Salad buckets are incredibly simple to make and maintain, and if you’re clever about it, they’re nearly free. The first thing you need to do is find a source of food-safe plastic buckets. I like these better than traditional garden pots for several reasons: they’re cheap (if not free), they’re easy to handle and store, and there’s no risk of anything weird making its way into the soil. I got them from a local food production company (they were filled with deviled eggs at one point) but lots of local food chains and even cafes and restaurants will have them. My mom works at a regional grocery chain in the bakery and their frosting comes in 4-gallon food safe buckets. If you’re charming enough, they’ll probably spare the buckets from their fate of the dumpster and let you cart them off. There are two ways to go about altering them, you can either just drill a small hole in the bottom or use two buckets to make a self watering container. The self watering portion is a post in its own, so today we’ll just go with the wee hole in the bottom.

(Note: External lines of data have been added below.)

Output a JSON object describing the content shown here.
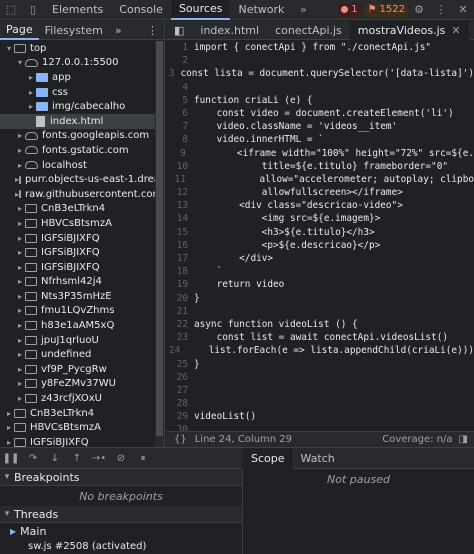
{
  "toolbar": {
    "tabs": [
      "Elements",
      "Console",
      "Sources",
      "Network"
    ],
    "active_tab": "Sources",
    "errors": "1",
    "warnings": "1522"
  },
  "navigator": {
    "tabs": [
      "Page",
      "Filesystem"
    ],
    "tree": [
      {
        "label": "top",
        "depth": 0,
        "icon": "frame",
        "arrow": "▾"
      },
      {
        "label": "127.0.0.1:5500",
        "depth": 1,
        "icon": "cloud",
        "arrow": "▾"
      },
      {
        "label": "app",
        "depth": 2,
        "icon": "folder",
        "arrow": "▸"
      },
      {
        "label": "css",
        "depth": 2,
        "icon": "folder",
        "arrow": "▸"
      },
      {
        "label": "img/cabecalho",
        "depth": 2,
        "icon": "folder",
        "arrow": "▸"
      },
      {
        "label": "index.html",
        "depth": 2,
        "icon": "file",
        "arrow": "",
        "selected": true
      },
      {
        "label": "fonts.googleapis.com",
        "depth": 1,
        "icon": "cloud",
        "arrow": "▸"
      },
      {
        "label": "fonts.gstatic.com",
        "depth": 1,
        "icon": "cloud",
        "arrow": "▸"
      },
      {
        "label": "localhost",
        "depth": 1,
        "icon": "cloud",
        "arrow": "▸"
      },
      {
        "label": "purr.objects-us-east-1.drea",
        "depth": 1,
        "icon": "cloud",
        "arrow": "▸"
      },
      {
        "label": "raw.githubusercontent.com",
        "depth": 1,
        "icon": "cloud",
        "arrow": "▸"
      },
      {
        "label": "CnB3eLTrkn4",
        "depth": 1,
        "icon": "frame",
        "arrow": "▸"
      },
      {
        "label": "HBVCsBtsmzA",
        "depth": 1,
        "icon": "frame",
        "arrow": "▸"
      },
      {
        "label": "IGFSiBJIXFQ",
        "depth": 1,
        "icon": "frame",
        "arrow": "▸"
      },
      {
        "label": "IGFSiBJIXFQ",
        "depth": 1,
        "icon": "frame",
        "arrow": "▸"
      },
      {
        "label": "IGFSiBJIXFQ",
        "depth": 1,
        "icon": "frame",
        "arrow": "▸"
      },
      {
        "label": "Nfrhsml42j4",
        "depth": 1,
        "icon": "frame",
        "arrow": "▸"
      },
      {
        "label": "Nts3P35mHzE",
        "depth": 1,
        "icon": "frame",
        "arrow": "▸"
      },
      {
        "label": "fmu1LQvZhms",
        "depth": 1,
        "icon": "frame",
        "arrow": "▸"
      },
      {
        "label": "h83e1aAM5xQ",
        "depth": 1,
        "icon": "frame",
        "arrow": "▸"
      },
      {
        "label": "jpuJ1qrluoU",
        "depth": 1,
        "icon": "frame",
        "arrow": "▸"
      },
      {
        "label": "undefined",
        "depth": 1,
        "icon": "frame",
        "arrow": "▸"
      },
      {
        "label": "vf9P_PycgRw",
        "depth": 1,
        "icon": "frame",
        "arrow": "▸"
      },
      {
        "label": "y8FeZMv37WU",
        "depth": 1,
        "icon": "frame",
        "arrow": "▸"
      },
      {
        "label": "z43rcfjXOxU",
        "depth": 1,
        "icon": "frame",
        "arrow": "▸"
      },
      {
        "label": "CnB3eLTrkn4",
        "depth": 0,
        "icon": "frame",
        "arrow": "▸"
      },
      {
        "label": "HBVCsBtsmzA",
        "depth": 0,
        "icon": "frame",
        "arrow": "▸"
      },
      {
        "label": "IGFSiBJIXFQ",
        "depth": 0,
        "icon": "frame",
        "arrow": "▸"
      }
    ]
  },
  "editor": {
    "tabs": [
      "index.html",
      "conectApi.js",
      "mostraVideos.js"
    ],
    "active_tab": "mostraVideos.js",
    "lines": [
      "import { conectApi } from \"./conectApi.js\"",
      "",
      "const lista = document.querySelector('[data-lista]')",
      "",
      "function criaLi (e) {",
      "    const video = document.createElement('li')",
      "    video.className = 'videos__item'",
      "    video.innerHTML = `",
      "        <iframe width=\"100%\" height=\"72%\" src=${e.",
      "            title=${e.titulo} frameborder=\"0\"",
      "            allow=\"accelerometer; autoplay; clipbo",
      "            allowfullscreen></iframe>",
      "        <div class=\"descricao-video\">",
      "            <img src=${e.imagem}>",
      "            <h3>${e.titulo}</h3>",
      "            <p>${e.descricao}</p>",
      "        </div>",
      "    `",
      "    return video",
      "}",
      "",
      "async function videoList () {",
      "    const list = await conectApi.videosList()",
      "    list.forEach(e => lista.appendChild(criaLi(e)))",
      "}",
      "",
      "",
      "",
      "videoList()",
      "",
      ""
    ],
    "status": "Line 24, Column 29",
    "coverage": "Coverage: n/a"
  },
  "debugger": {
    "breakpoints_label": "Breakpoints",
    "no_breakpoints": "No breakpoints",
    "threads_label": "Threads",
    "thread_main": "Main",
    "thread_sw": "sw.js #2508 (activated)"
  },
  "scope": {
    "tabs": [
      "Scope",
      "Watch"
    ],
    "not_paused": "Not paused"
  }
}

Next you need your growing medium. This can be anything from store bought soil to any clean top fill you can get your hands on. A note about scouting out dirt: take caution about where you source it since heavy industrial projects or areas of pollution are no bueno (i.e., don’t dig up your bucket of dirt directly next to the railroad tracks). You can also add some fully composted organic material, but if you’re using conventional potting soil, chances are there’s some already in there.

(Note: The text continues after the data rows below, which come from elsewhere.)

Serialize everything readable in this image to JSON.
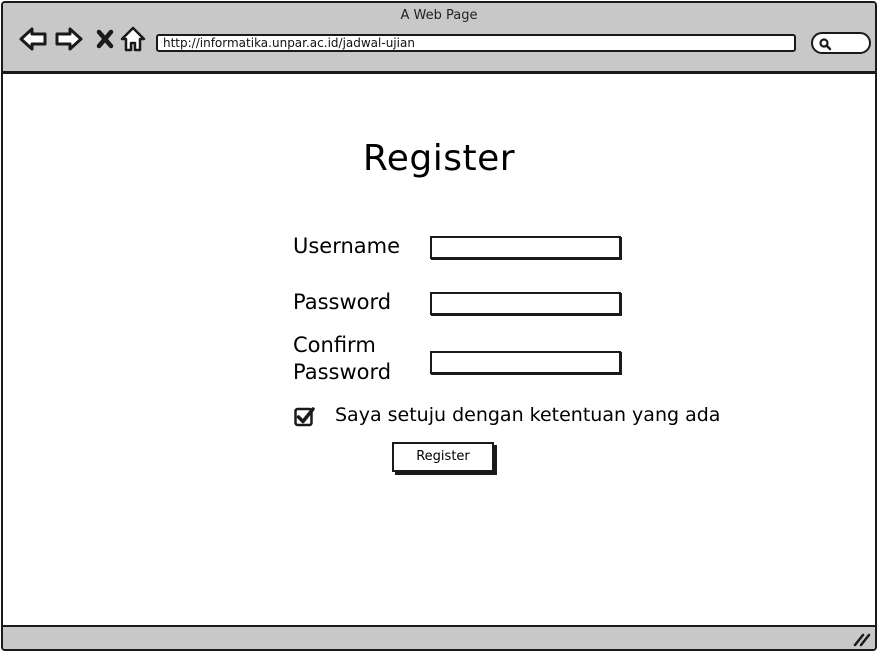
{
  "window": {
    "title": "A Web Page"
  },
  "browser": {
    "url": "http://informatika.unpar.ac.id/jadwal-ujian",
    "icons": {
      "back": "back-arrow-icon",
      "forward": "forward-arrow-icon",
      "stop": "close-icon",
      "home": "home-icon",
      "search": "search-icon",
      "resize": "resize-grip-icon"
    }
  },
  "form": {
    "title": "Register",
    "username_label": "Username",
    "password_label": "Password",
    "confirm_label_line1": "Confirm",
    "confirm_label_line2": "Password",
    "username_value": "",
    "password_value": "",
    "confirm_value": "",
    "agree_checked": true,
    "agree_label": "Saya setuju dengan ketentuan yang ada",
    "submit_label": "Register"
  }
}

Finally, you will need your plants. Since we were planting in early summer we went with already started tomatoes and lettuce. Now that summer is nearly over, it’d be wise to start with greens. Lettuce, kale, etc. These should be sown thickly in the soil and watered a few times a week. One of the nice things about these greens is that they need less sunshine, and with our days just beginning to shorten, they’ll work well. You can harvest them as micro greens, or wait a bit longer and harvest full sized leaves for yummy fall salads. Microgreens are insanely expensive around here, so having some going on the balcony can save you some spendy grocery bills. Depending on what zone you live in, you can keep these going year round with a variety of plants. Since I live in zone 5 (the midwestern region) my growing season is starting to draw to a close, meaning things like greens and some root crops are what I need to be focusing on right now. Eventually all I’ll be able to grow is mache and maybe some kale unless I have some high tunnels in my yard.

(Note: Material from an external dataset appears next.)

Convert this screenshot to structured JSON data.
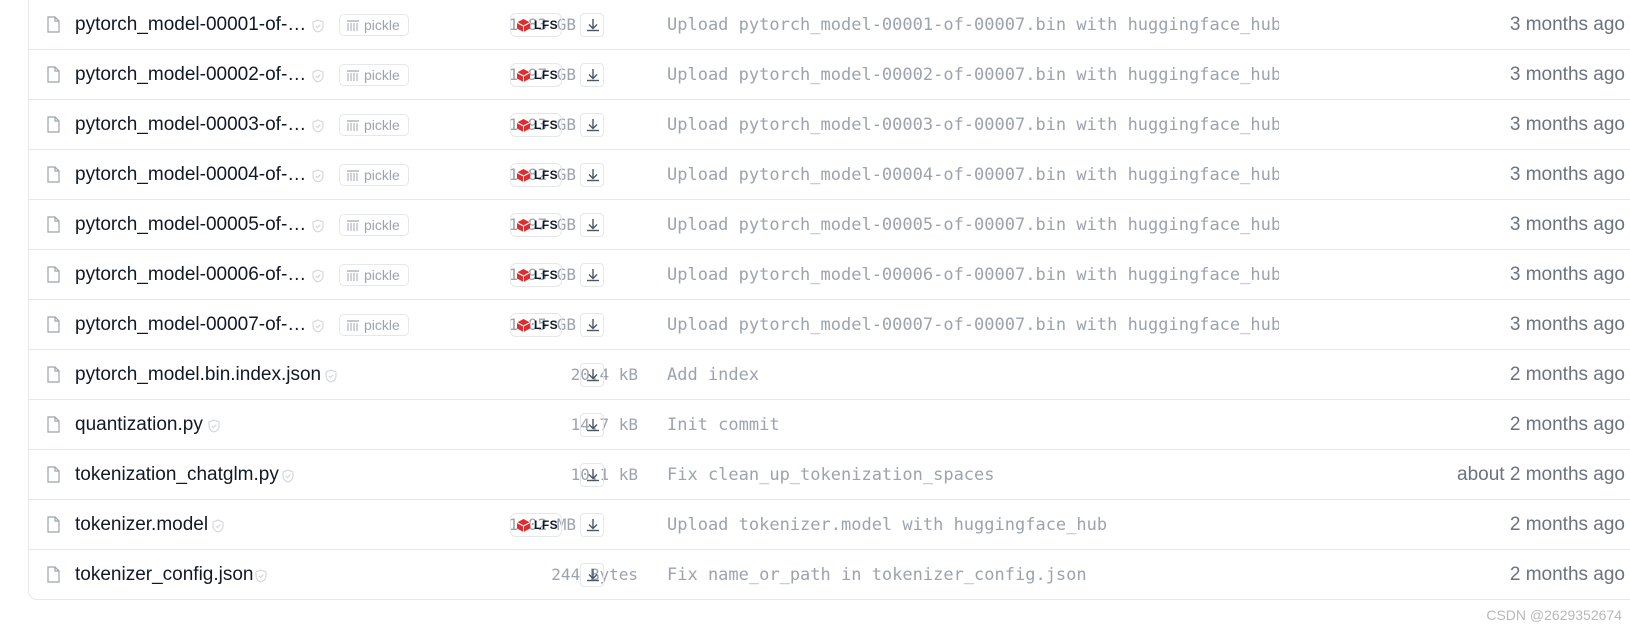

Growing on a balcony means knowing the environment. If it’s blindingly sunny all the time there and you live somewhere warm, you can grow peppers, tomatoes, really anything you want. You can still grow lettuce and other shade-loving greens if you plant them around the base of a taller plant so they’ll be naturally shaded from the death rays. If your balcony is shady, greens are your best bet. There are a stunning array of greens to experiment with, and considering most packets of seeds are 3 bucks or less, you can not only expand your palate, but do it on the cheap. So get creative!